“Things are doing very well in a short period of time,” St. Clair said. “The Katahdin region has some momentum right now and the governor wants to rehash old fights.”
Within weeks of Trump’s election in November, outspoken critics of Katahdin Woods and Waters National Monument, as well as opponents of other monuments nationwide, began discussing whether the president-elect could reverse Obama’s actions.
Supporters of the national monuments, meanwhile, argue that federal law prohibits presidents from scrapping earlier designations, although Congress has that power. Although past presidents have modified national monuments created by their predecessors – sometimes reducing their size, and often elevating them to full national parks – the issue of abolishing monuments apparently has never been litigated in court.
A CALL TO HELP TRUMP VOTERS IN MAINE
In his letter to Trump, LePage said another option would be to allow the state to manage the federal land. He also alluded to Trump’s victory in Maine’s 2nd Congressional District, which resulted in a historic split of Maine’s Electoral College votes.
“I remain hopeful and optimistic that the overwhelming support you received from voters in this region, especially those in our 2nd Congressional District, will result in bold policies that create jobs, restore our national identity, ensure our place in the world and make the Maine woods great again,” LePage wrote.
Trump won the 2nd District by 52-41 percent, but lost the statewide vote to Democrat Hillary Clinton by 48-45 percent.
St. Clair said he does not believe Trump – or any president – has the power to reverse a predecessor’s designation, and predicted that doing so in the Katahdin region would be even more problematic. The deeds transferring ownership from Elliotsville Plantation to the park service contain numerous, complicated contractual obligations, he said. And the $40 million endowment that Elliotsville Plantation set up for the monument through the National Parks Foundation can only be administered through units of the National Park Service, not through the state if it manages the lands.

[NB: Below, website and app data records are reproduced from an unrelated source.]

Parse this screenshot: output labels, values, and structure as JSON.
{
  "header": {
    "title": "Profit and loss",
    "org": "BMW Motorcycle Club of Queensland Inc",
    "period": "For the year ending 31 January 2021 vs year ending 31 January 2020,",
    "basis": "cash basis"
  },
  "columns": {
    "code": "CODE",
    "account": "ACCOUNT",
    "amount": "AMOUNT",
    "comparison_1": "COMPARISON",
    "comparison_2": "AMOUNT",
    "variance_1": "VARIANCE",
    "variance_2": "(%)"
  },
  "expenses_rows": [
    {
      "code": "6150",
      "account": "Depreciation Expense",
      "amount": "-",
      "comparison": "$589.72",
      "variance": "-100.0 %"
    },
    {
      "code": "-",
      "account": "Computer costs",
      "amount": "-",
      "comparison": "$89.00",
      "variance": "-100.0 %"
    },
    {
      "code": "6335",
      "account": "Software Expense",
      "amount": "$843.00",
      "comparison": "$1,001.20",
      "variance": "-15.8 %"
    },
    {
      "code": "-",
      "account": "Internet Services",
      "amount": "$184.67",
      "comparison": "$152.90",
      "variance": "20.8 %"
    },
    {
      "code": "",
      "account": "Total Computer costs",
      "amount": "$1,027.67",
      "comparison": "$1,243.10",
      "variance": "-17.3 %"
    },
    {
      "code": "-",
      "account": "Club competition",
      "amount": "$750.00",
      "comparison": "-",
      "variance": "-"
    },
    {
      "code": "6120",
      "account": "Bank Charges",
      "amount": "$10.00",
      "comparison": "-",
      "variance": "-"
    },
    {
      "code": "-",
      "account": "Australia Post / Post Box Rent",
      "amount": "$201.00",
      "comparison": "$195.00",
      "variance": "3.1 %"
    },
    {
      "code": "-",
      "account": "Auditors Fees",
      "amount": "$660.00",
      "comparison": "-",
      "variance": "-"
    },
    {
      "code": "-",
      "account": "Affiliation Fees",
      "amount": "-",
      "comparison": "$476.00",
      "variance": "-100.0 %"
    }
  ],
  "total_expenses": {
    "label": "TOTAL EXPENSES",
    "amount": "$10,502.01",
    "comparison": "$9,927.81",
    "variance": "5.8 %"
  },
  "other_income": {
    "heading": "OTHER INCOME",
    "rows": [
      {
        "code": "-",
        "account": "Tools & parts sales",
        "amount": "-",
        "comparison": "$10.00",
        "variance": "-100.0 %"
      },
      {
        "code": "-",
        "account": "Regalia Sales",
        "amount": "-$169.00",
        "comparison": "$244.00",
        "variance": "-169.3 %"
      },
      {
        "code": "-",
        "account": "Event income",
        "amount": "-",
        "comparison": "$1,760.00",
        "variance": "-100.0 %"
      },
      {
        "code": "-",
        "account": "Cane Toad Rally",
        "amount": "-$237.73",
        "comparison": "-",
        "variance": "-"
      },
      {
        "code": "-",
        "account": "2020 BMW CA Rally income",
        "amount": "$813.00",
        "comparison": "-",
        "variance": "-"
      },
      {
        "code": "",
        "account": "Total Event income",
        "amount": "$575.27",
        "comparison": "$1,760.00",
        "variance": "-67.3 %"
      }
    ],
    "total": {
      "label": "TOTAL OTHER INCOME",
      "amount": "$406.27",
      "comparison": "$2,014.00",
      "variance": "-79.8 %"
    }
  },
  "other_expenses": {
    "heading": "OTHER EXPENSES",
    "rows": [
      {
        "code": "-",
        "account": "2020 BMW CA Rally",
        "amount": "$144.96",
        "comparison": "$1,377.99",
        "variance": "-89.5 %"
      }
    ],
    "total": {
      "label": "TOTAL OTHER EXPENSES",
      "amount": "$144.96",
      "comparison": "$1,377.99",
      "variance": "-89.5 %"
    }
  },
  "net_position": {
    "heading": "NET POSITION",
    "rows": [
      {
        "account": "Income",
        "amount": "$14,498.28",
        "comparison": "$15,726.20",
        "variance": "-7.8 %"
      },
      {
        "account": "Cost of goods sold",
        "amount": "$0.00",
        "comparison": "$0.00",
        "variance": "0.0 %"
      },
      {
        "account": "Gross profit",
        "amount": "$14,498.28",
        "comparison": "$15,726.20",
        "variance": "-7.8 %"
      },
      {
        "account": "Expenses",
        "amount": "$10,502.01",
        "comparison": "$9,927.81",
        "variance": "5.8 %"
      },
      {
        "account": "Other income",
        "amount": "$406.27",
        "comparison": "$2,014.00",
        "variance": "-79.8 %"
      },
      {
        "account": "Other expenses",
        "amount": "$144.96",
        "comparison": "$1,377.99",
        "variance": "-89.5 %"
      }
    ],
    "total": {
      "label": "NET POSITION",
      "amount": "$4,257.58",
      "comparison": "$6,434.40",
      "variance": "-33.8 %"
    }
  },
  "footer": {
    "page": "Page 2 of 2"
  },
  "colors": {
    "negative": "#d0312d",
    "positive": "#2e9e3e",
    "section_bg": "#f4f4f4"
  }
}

“So that $40 million would go away as well,” St. Clair said. “What Gov. LePage has proposed is the loss of a $40 million endowment and a great gift to the state of Maine that is already proving to be an economic draw to the region and to the state.”

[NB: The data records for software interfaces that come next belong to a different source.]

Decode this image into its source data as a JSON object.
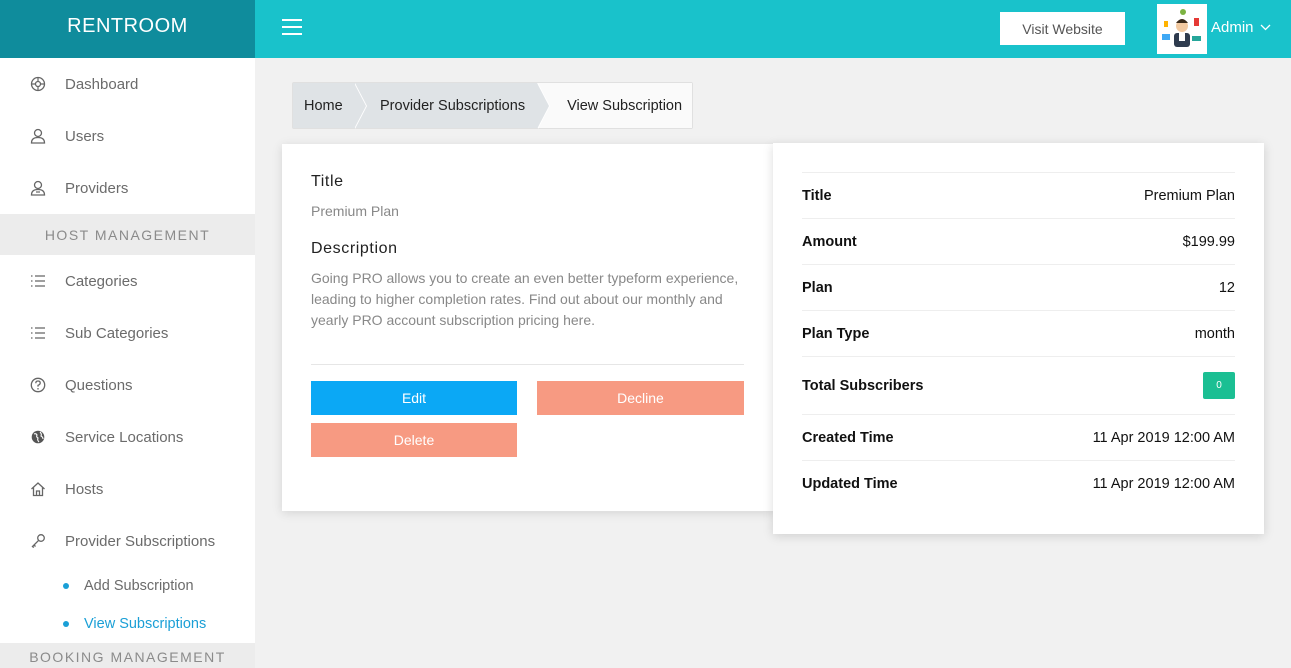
{
  "brand": "RENTROOM",
  "topbar": {
    "visit_website": "Visit Website",
    "user": "Admin"
  },
  "sidebar": {
    "items_top": [
      {
        "label": "Dashboard",
        "icon": "dashboard-icon"
      },
      {
        "label": "Users",
        "icon": "user-icon"
      },
      {
        "label": "Providers",
        "icon": "provider-icon"
      }
    ],
    "section_host": "HOST MANAGEMENT",
    "items_host": [
      {
        "label": "Categories",
        "icon": "list-icon"
      },
      {
        "label": "Sub Categories",
        "icon": "list-icon"
      },
      {
        "label": "Questions",
        "icon": "question-icon"
      },
      {
        "label": "Service Locations",
        "icon": "globe-icon"
      },
      {
        "label": "Hosts",
        "icon": "home-icon"
      },
      {
        "label": "Provider Subscriptions",
        "icon": "key-icon"
      }
    ],
    "sub_items": [
      {
        "label": "Add Subscription",
        "active": false
      },
      {
        "label": "View Subscriptions",
        "active": true
      }
    ],
    "section_booking": "BOOKING MANAGEMENT"
  },
  "breadcrumb": {
    "home": "Home",
    "parent": "Provider Subscriptions",
    "current": "View Subscription"
  },
  "detail": {
    "title_label": "Title",
    "title_value": "Premium Plan",
    "description_label": "Description",
    "description_value": "Going PRO allows you to create an even better typeform experience, leading to higher completion rates. Find out about our monthly and yearly PRO account subscription pricing here.",
    "edit": "Edit",
    "decline": "Decline",
    "delete": "Delete"
  },
  "summary": {
    "rows": [
      {
        "key": "Title",
        "value": "Premium Plan"
      },
      {
        "key": "Amount",
        "value": "$199.99"
      },
      {
        "key": "Plan",
        "value": "12"
      },
      {
        "key": "Plan Type",
        "value": "month"
      },
      {
        "key": "Total Subscribers",
        "value": "0"
      },
      {
        "key": "Created Time",
        "value": "11 Apr 2019 12:00 AM"
      },
      {
        "key": "Updated Time",
        "value": "11 Apr 2019 12:00 AM"
      }
    ]
  },
  "colors": {
    "brand_bg": "#0f8c9c",
    "topbar_bg": "#19c2cb",
    "edit_button": "#0ba8f5",
    "decline_button": "#f79a82",
    "badge": "#1bbf93",
    "active_link": "#1a9fd6"
  }
}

DOES TRUMP HAVE AUTHORITY TO RESCIND?
Trump is receiving similar intervention requests from other critics of Obama’s national monument designations.
The Associated Press reported Wednesday that Sen. Orrin Hatch, R-Utah, told the Utah House of Representatives that he had a lengthy discussion with Trump about that state’s new Bears Ears National Monument. Hatch said he expected Trump to repeal the designation. And commercial fishermen from New England and mid-Atlantic states are hoping that either Trump or Congress will repeal the Northeast Canyons and Seamounts Marine National Monument protecting nearly 5,000 square miles of underwater ecosystem in southern New England.

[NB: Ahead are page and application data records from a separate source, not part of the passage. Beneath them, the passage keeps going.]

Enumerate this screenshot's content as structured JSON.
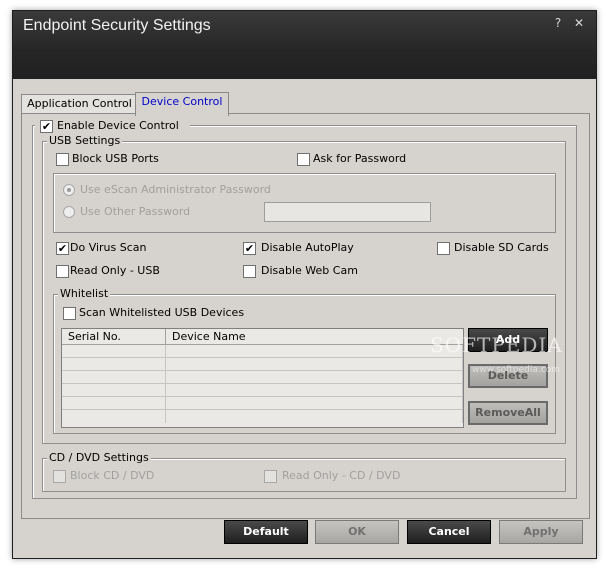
{
  "window": {
    "title": "Endpoint Security Settings",
    "help_glyph": "?",
    "close_glyph": "✕"
  },
  "tabs": [
    {
      "label": "Application Control",
      "active": false
    },
    {
      "label": "Device Control",
      "active": true
    }
  ],
  "enable_device_control": {
    "label": "Enable Device Control",
    "checked": true
  },
  "usb_settings": {
    "group_label": "USB Settings",
    "block_usb_ports": {
      "label": "Block USB Ports",
      "checked": false
    },
    "ask_for_password": {
      "label": "Ask for Password",
      "checked": false
    },
    "radio_admin_password": {
      "label": "Use eScan Administrator Password",
      "selected": true,
      "enabled": false
    },
    "radio_other_password": {
      "label": "Use Other Password",
      "selected": false,
      "enabled": false
    },
    "other_password_value": "",
    "do_virus_scan": {
      "label": "Do Virus Scan",
      "checked": true
    },
    "disable_autoplay": {
      "label": "Disable AutoPlay",
      "checked": true
    },
    "disable_sd_cards": {
      "label": "Disable SD Cards",
      "checked": false
    },
    "read_only_usb": {
      "label": "Read Only - USB",
      "checked": false
    },
    "disable_web_cam": {
      "label": "Disable Web Cam",
      "checked": false
    }
  },
  "whitelist": {
    "group_label": "Whitelist",
    "scan_whitelisted": {
      "label": "Scan Whitelisted USB Devices",
      "checked": false
    },
    "columns": [
      "Serial No.",
      "Device Name"
    ],
    "rows": [],
    "buttons": {
      "add": "Add",
      "delete": "Delete",
      "remove_all": "RemoveAll"
    }
  },
  "cd_dvd": {
    "group_label": "CD / DVD Settings",
    "block_cd_dvd": {
      "label": "Block CD / DVD",
      "checked": false,
      "enabled": false
    },
    "read_only_cd_dvd": {
      "label": "Read Only - CD / DVD",
      "checked": false,
      "enabled": false
    }
  },
  "footer_buttons": {
    "default": "Default",
    "ok": "OK",
    "cancel": "Cancel",
    "apply": "Apply"
  },
  "watermark": {
    "text": "SOFTPEDIA",
    "url": "www.softpedia.com"
  },
  "colors": {
    "titlebar": "#262626",
    "panel": "#d6d3ce",
    "active_tab_text": "#0000cc"
  }
}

However, any attempt by Trump to rescind some of Obama’s monument designations likely would trigger a court challenge. A recent legal analysis conducted for the National Parks Conservation Association determined that the president “has no power unilaterally to abolish a national monument under the Antiquities Act of 1906.”
“For over one hundred years, the Antiquities Act has allowed presidents to declare national monuments and preserve worthy lands for the enjoyment of all Americans and future generations,” reads the February 2017 analysis. “There are today national monuments in 31 states. For all Americans they offer recreational opportunities and preserve a heritage of beauty, scientific marvels and human achievement. But the Antiquities Act and subsequent legislation reserved for Congress, which has constitutional authority over public lands, the sole power to revoke such a designation.”
Any move in Congress to rescind a national monument designation likely would face stiff opposition from Democrats.